Researchers at the National Institute for Standards and Technology have built the most accurate clock ever made, which is accurate to one second in ten billion years.
The clock works by precisely monitoring the frequency at which atoms of ytterbium naturally vibrate, producing light waves of very characteristic frequencies and colours.
The key to making any clock as accurate as possible is to build a system that ticks or vibrates at the steadiest frequency possible. In a pendulum clock, friction between the clock's parts and with the air around the pendulum bob interferes with its steady swing and make it swing unpredictably.
Atomic clocks, on the other hand, are able to achieve much better accuracy than clocks with larger swinging mechanisms, because it's much easier to put single atoms in very controlled laboratory environments, away from external interfering influences.
The difficulty, however, is that the electromagnetic vibrations produced by atoms typically have frequencies of billions, or even millions of billions, of cycles per second. Counting those cycles to keep track of time requires some of the fastest electronics in the world. Although ytterbium atoms are known to be very stable, it hasn't been possible to use them in an atomic clock until now because of the high frequency of the light they produce.
Using time standards like these allow scientists to make very precise measurements of how long processes take. For example, the Earth rotates on its axis once every 24 hours, and that is what gives us day and night. But movements of landmasses and ice sheets can trigger minute variations in the Earth's rotation, which can only be measured with the world's best clocks, but which can tell us about the structure of our own planet.
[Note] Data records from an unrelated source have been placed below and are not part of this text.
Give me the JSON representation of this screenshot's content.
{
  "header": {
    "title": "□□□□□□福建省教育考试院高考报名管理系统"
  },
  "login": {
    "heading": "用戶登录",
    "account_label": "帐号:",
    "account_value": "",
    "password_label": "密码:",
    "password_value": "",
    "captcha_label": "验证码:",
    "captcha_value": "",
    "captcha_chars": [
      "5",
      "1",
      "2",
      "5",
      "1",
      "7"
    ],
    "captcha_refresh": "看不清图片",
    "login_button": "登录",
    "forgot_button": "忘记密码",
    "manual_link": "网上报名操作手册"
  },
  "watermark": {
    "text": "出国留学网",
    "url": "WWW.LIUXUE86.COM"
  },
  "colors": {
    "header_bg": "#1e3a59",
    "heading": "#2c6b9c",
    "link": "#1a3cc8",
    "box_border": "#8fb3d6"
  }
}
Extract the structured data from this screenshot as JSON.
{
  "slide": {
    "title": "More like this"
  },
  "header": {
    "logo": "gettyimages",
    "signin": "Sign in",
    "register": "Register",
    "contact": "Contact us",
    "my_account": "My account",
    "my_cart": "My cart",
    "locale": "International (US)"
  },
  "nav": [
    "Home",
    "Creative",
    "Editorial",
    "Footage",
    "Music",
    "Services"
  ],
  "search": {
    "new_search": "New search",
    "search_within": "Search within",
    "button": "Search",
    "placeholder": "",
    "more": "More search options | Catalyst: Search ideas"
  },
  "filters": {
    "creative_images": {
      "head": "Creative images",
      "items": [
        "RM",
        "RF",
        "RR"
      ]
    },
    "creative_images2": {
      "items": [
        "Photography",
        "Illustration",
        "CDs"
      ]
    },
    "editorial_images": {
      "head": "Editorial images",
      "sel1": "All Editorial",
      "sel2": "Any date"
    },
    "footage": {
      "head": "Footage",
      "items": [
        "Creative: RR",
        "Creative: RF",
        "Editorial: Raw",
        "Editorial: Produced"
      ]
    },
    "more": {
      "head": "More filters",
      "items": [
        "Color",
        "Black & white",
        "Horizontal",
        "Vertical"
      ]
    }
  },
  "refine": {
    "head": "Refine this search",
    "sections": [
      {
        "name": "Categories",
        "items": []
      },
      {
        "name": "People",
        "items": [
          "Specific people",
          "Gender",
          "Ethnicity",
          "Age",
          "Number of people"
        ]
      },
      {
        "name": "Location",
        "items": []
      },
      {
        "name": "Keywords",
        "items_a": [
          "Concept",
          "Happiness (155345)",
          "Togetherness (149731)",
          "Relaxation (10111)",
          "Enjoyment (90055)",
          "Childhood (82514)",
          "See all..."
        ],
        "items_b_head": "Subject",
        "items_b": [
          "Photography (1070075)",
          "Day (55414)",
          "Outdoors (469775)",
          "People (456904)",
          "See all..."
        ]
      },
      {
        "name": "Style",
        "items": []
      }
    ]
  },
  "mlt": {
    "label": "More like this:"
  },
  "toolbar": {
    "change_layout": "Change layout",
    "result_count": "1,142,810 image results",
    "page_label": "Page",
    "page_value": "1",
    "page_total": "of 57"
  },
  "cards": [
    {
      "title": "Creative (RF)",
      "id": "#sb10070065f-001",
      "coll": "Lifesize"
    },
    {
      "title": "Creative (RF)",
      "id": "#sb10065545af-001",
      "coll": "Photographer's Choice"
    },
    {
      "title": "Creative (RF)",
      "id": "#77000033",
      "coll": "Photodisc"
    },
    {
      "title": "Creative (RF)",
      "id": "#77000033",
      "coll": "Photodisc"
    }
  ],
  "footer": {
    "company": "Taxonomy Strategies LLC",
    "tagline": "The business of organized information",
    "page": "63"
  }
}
Physicists want to test Einstein's theory of relativity, which predicts that clocks should run slow when moved at very high speeds, but the effect is so tiny that it can only be measured with incredibly good clocks.